Quite naturally, the expectation of punishment did not prevent his children from taking the opportunity, when he was attending to other areas of the Botanical Gardens, to help themselves to the various fruit trees as they knew where he was likely to be at a particular time, and they used that information to their advantage. However, they had to ensure that tactics were in place in the event that he caught them by surprise, as he was known to patrol the gardens with his eyes always in the fruit trees looking out for unsuspecting children.
Mr. Peters’ children recall times when they used to climb the fruit trees, unbeknown to him. At times when they saw him approaching from a distance, they would jump down from the tree quickly, run and hide from his view, but if there was not enough time for them to escape without him discovering their mischief, they would be constrained to keep extremely quiet in the tree, trying to blend in with the leaves. Another tactic that the children developed was to disguise the scent of the tangarine, by eating mangoes after devouring the tangarine; the scent of the tangarine was easily detectable by Mr. Peters, who would take measures such as smelling his children’s clothers to ascertain whether they had been disobeying his rules. In spite of their schemes, they were caught red-handed on many occasions, and it seemed as if he had an instinct, a sixth sense of knowing when children were up to mischief in the gardens. When caught in the act, Mr. Peters certainly did not spare the rod, and would warn them time and time again not to pick the fruits; they were only allowed to eat fruits that he brought home for them.

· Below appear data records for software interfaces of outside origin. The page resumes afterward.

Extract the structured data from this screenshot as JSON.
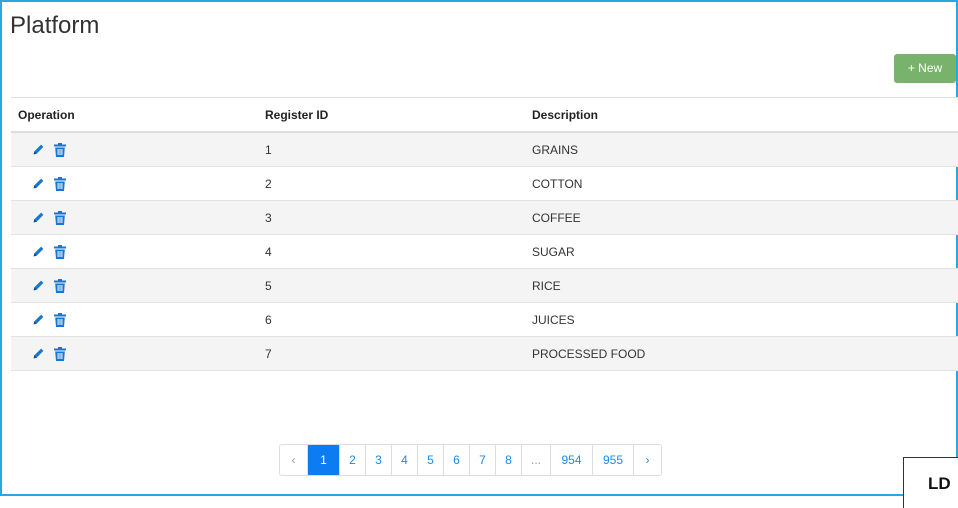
{
  "page": {
    "title": "Platform"
  },
  "toolbar": {
    "new_label": "+ New"
  },
  "table": {
    "headers": {
      "operation": "Operation",
      "register_id": "Register ID",
      "description": "Description"
    },
    "rows": [
      {
        "id": "1",
        "description": "GRAINS"
      },
      {
        "id": "2",
        "description": "COTTON"
      },
      {
        "id": "3",
        "description": "COFFEE"
      },
      {
        "id": "4",
        "description": "SUGAR"
      },
      {
        "id": "5",
        "description": "RICE"
      },
      {
        "id": "6",
        "description": "JUICES"
      },
      {
        "id": "7",
        "description": "PROCESSED FOOD"
      }
    ],
    "row_icons": {
      "edit": "pencil-icon",
      "delete": "trash-icon"
    }
  },
  "pagination": {
    "prev": "‹",
    "pages": [
      "1",
      "2",
      "3",
      "4",
      "5",
      "6",
      "7",
      "8",
      "...",
      "954",
      "955"
    ],
    "next": "›",
    "active_page": "1"
  },
  "corner_label": "LD",
  "colors": {
    "accent": "#0b7cf1",
    "new_button": "#78b36b",
    "frame_border": "#29a8e0",
    "icon": "#1976d2"
  }
}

His children also recall their attraction to the ponds which were always very well kept and beautiful. There were lots of fishes in the pond, and children would often go into the pond to catch fish, but they dare not get caught by Mr. Peters for punishment would be sure.
The stud centre, where the male animals such as cattle, were kept was another place of attraction for children whenever persons would bring the female animals there to breed. The viewing of the mating process, however, had to be a clandestine activity for if caught “peeping” they were sure to get some good “licks”.
The beauty and splendour of the Botanical Gardens attracted tourists in droves; the children sometimes acted as “unofficial” tour guides and were always happy to receive their tips, which they had to keep secret from Mr. Peters for fear of chastisement. Locals also came to the gardens in their numbers, especially on Sunday afternoons after Sunday school. It was also a very popular place for the taking of wedding pictures and was also used by students as a place of study.
Mr. Peters received an award for his work at the Botanical Gardens on one of the visits of Queen Elizabeth II to St. Vincent and the Grenadines.
Written by: Mandella R. Campbell (grand-daughter of Samuel Peters)
Contributors: Yvonne Williams (nee Peters), Juliette Campbell (nee Peters), Ken Peters and Janice Joseph (nee Peters) (children of Samuel Peters)